According to the Daily Mail, two people, a 45 year old man and woman, were arrested “on suspicion of racial hatred” for videos they produced that depicted the burning of the Koran. The Daily Mail describes the video as a man looking for kindling to start a fire, ‘happens upon’ The Koran, tears out pages, and then promptly set them on fire using a variety of incendiary language.
Both are a part of a popular British Nationalist group called “Britain First,” which has over one million Facebook likes and thousands of twitter followers.
The Superintendent, Kevin Purcell, said: “This was a concerning incident and we will be carrying out a thorough investigation. It is being investigated as a hate crime.”. He then encouraged other citizens to report any videos like this to the police so they too, can be investigated for hate crimes.
Facebook and Twitter declined to comment, and the videos remain up on various social media platforms, though The Daily Mail declined to share them.

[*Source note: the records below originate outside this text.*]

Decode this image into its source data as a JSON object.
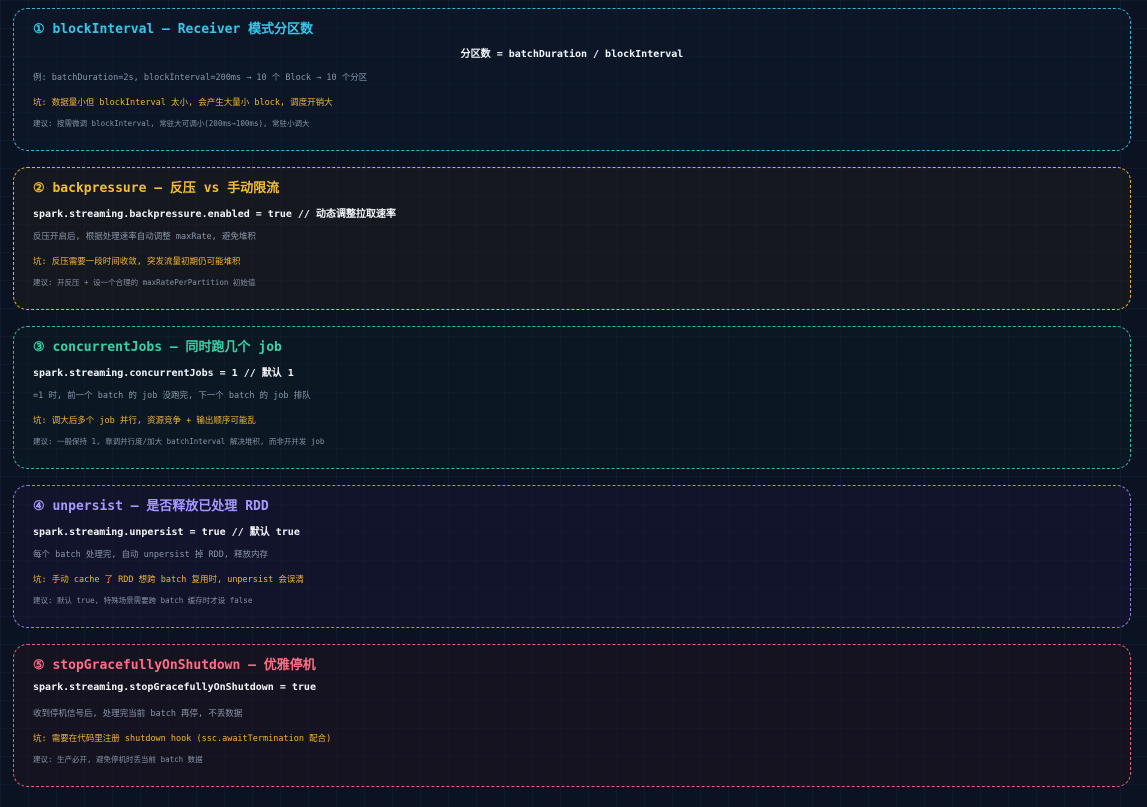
{
  "cards": [
    {
      "title": "① blockInterval — Receiver 模式分区数",
      "code": "分区数 = batchDuration / blockInterval",
      "desc": "例: batchDuration=2s, blockInterval=200ms → 10 个 Block → 10 个分区",
      "pit": "坑: 数据量小但 blockInterval 太小, 会产生大量小 block, 调度开销大",
      "tip": "建议: 按需微调 blockInterval, 常驻大可调小(200ms→100ms), 常驻小调大"
    },
    {
      "title": "② backpressure — 反压 vs 手动限流",
      "code": "spark.streaming.backpressure.enabled = true // 动态调整拉取速率",
      "desc": "反压开启后, 根据处理速率自动调整 maxRate, 避免堆积",
      "pit": "坑: 反压需要一段时间收敛, 突发流量初期仍可能堆积",
      "tip": "建议: 开反压 + 设一个合理的 maxRatePerPartition 初始值"
    },
    {
      "title": "③ concurrentJobs — 同时跑几个 job",
      "code": "spark.streaming.concurrentJobs = 1 // 默认 1",
      "desc": "=1 时, 前一个 batch 的 job 没跑完, 下一个 batch 的 job 排队",
      "pit": "坑: 调大后多个 job 并行, 资源竞争 + 输出顺序可能乱",
      "tip": "建议: 一般保持 1, 靠调并行度/加大 batchInterval 解决堆积, 而非开并发 job"
    },
    {
      "title": "④ unpersist — 是否释放已处理 RDD",
      "code": "spark.streaming.unpersist = true // 默认 true",
      "desc": "每个 batch 处理完, 自动 unpersist 掉 RDD, 释放内存",
      "pit": "坑: 手动 cache 了 RDD 想跨 batch 复用时, unpersist 会误清",
      "tip": "建议: 默认 true, 特殊场景需要跨 batch 缓存时才设 false"
    },
    {
      "title": "⑤ stopGracefullyOnShutdown — 优雅停机",
      "code": "spark.streaming.stopGracefullyOnShutdown = true",
      "desc": "收到停机信号后, 处理完当前 batch 再停, 不丢数据",
      "pit": "坑: 需要在代码里注册 shutdown hook (ssc.awaitTermination 配合)",
      "tip": "建议: 生产必开, 避免停机时丢当前 batch 数据"
    }
  ]
}
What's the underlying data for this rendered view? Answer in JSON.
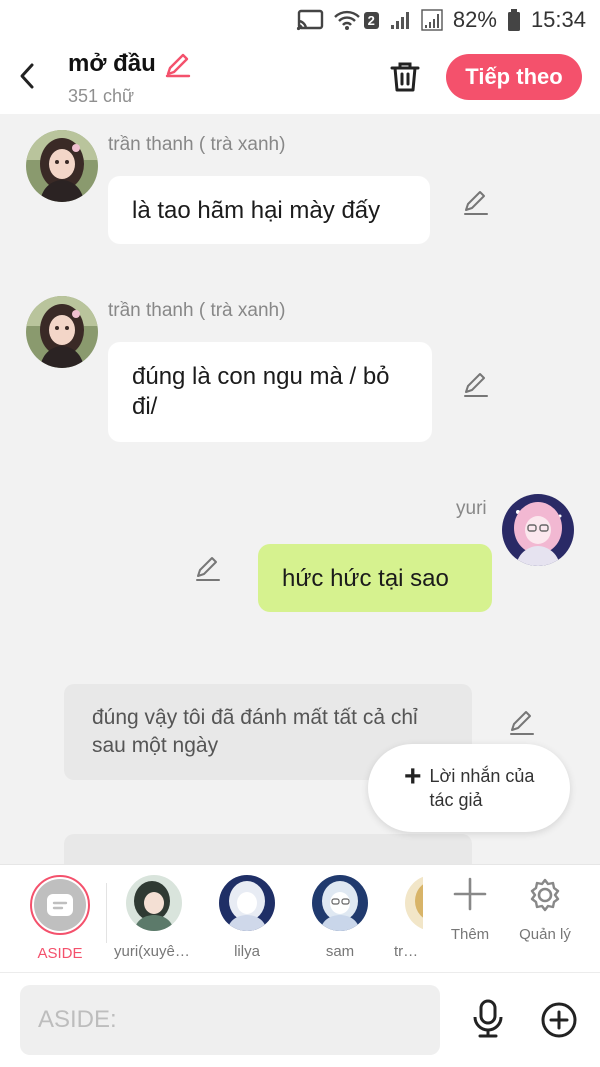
{
  "status_bar": {
    "sim": "2",
    "battery": "82%",
    "time": "15:34"
  },
  "header": {
    "title": "mở đầu",
    "word_count": "351 chữ",
    "next_label": "Tiếp theo"
  },
  "messages": [
    {
      "sender": "trần thanh ( trà xanh)",
      "text": "là tao hãm hại mày đấy"
    },
    {
      "sender": "trần thanh ( trà xanh)",
      "text": "đúng là con ngu mà / bỏ đi/"
    },
    {
      "sender": "yuri",
      "text": "hức hức tại sao"
    }
  ],
  "narrations": [
    {
      "text": "đúng vậy tôi đã đánh mất tất cả chỉ sau một ngày"
    }
  ],
  "fab": {
    "label": "Lời nhắn của tác giả"
  },
  "characters": [
    {
      "name": "ASIDE"
    },
    {
      "name": "yuri(xuyên..."
    },
    {
      "name": "lilya"
    },
    {
      "name": "sam"
    },
    {
      "name": "trươ"
    }
  ],
  "tools": {
    "more": "Thêm",
    "manage": "Quản lý"
  },
  "input": {
    "placeholder": "ASIDE:"
  },
  "colors": {
    "accent": "#f4516c",
    "bubble_self": "#d6f28f"
  }
}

This arrest comes on the heels of British PM Theresa May stating she’ll change human rights laws to fight terrorism, and the Cheshire Police Department is actively asking its citizens to turn in their neighbors for any suspicious activity they see.
So I suppose the logic is if England is going after suspicious terrorist activity in a pro-active, possibly privacy-violating way, it’s only fair they do the same against people inciting rage against Islam.
But I think that logic is flawed. We’re already in a strange situation regarding internet crime litigation. In Switzerland a man was charged for simply ‘liking’ an offensive Facebook post. Here in the states, a GIF was classified as a deadly weapon in a real-life court case.
I am of the mind what these two people did is disgusting, helps no one, and yes, could incite violence. But a hate crime? If charged and convicted, they face up to 7 years in prison, where I’m sure they’d come out much happier and well rounded people and less hateful people. That was sarcasm.
I don’t think you should be arrested for non-violent acts of protest, no matter how provocative or disgusting. When Kathy Griffin held up that severed Donald Trump head, I think even the most outraged understood she didn’t commit a crime. The court of public opinion sorted it out, and we’ve forgotten all about it already.
Still, I find myself concerned. This hits close to home as a person who likes to think his opinion is worthwhile. First it’s arrests over Koran burning. Then it could arrests over liking the video on the Koran burning. Then arrests for speaking critically of any religion or race. Then arrests for liking those posts. Then, people critical of the government. Then, well, no one is willing to say much of anything at all. And we’re free to keep all of our opinions and concerns to ourselves as the world becomes a much safer, but far less interesting, and free, place.